[2007 Mormon Historical Association Winner for Article Award of Excellence]
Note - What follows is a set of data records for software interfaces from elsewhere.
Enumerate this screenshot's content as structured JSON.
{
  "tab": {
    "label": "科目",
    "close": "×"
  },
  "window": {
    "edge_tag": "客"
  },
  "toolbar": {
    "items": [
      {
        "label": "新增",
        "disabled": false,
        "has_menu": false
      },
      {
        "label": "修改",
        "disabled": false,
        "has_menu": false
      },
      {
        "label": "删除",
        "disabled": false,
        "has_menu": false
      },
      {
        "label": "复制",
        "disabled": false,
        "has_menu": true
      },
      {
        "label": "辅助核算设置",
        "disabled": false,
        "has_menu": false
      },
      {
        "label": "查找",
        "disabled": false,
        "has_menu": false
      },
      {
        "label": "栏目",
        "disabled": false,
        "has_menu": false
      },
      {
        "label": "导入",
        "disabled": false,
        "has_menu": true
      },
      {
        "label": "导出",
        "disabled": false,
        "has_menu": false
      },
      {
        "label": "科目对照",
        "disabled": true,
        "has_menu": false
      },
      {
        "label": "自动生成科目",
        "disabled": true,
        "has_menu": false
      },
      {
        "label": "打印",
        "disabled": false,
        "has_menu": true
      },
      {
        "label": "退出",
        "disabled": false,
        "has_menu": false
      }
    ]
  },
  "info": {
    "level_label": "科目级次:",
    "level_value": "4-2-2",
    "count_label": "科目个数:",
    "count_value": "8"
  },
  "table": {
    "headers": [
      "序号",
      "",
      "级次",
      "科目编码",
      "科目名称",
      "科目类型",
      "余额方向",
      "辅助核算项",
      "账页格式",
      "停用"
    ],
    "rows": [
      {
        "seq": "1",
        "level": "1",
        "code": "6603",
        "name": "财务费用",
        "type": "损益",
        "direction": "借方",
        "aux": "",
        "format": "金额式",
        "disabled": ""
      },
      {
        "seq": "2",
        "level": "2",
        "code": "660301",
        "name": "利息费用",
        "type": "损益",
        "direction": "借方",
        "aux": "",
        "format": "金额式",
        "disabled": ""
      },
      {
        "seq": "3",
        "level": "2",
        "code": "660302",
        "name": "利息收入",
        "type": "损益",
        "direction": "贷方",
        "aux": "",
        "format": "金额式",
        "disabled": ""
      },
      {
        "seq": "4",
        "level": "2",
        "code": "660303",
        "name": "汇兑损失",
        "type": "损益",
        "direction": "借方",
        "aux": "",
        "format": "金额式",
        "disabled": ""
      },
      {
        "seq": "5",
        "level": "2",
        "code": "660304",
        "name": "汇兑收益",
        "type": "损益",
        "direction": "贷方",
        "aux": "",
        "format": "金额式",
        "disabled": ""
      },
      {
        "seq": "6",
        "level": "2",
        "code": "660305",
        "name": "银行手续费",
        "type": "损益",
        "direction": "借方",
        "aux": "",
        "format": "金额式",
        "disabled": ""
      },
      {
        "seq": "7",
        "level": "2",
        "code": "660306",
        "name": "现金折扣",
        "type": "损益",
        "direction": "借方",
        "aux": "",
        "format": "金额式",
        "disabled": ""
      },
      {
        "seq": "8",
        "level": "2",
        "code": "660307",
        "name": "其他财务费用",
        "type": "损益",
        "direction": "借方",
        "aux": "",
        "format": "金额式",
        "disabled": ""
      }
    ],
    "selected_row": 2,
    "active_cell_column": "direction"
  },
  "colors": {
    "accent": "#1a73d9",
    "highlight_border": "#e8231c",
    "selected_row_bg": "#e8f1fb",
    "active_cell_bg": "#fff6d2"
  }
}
In 1989 two missionaries from Utah were assassinated in Bolivia by a guerrilla organization known as the Frente Armada de Liberacion Zarate Wilke or FAL-ZW. It is clear that the LDS Church was deliberately selected as a target for terrorism, and Knowlton offers an explanation as to why this guerrilla group focused their attention on the Church. At this time in Bolivia, the indigenous population was seeking recognition and political power while fearing that their identity was slipping away. Though the caste system had been abolished in the country, ethnic identity still played a determining factor in economic and political status. Terrorist and guerilla groups saw the Church as an imperialist American organization due to the perception that the Church was supporting right-wing politics, and the high concentration of North American missionaries in La Paz. Finally, the Church had a strong "connection with upward social mobility and the clear rejection of Aymara [Indian] identity...coupled with the association with Bolivian and foreign elites. These factors indicate the ideological and social pressure that Mormon proselyting was placing on thee neighborhoods of migrants."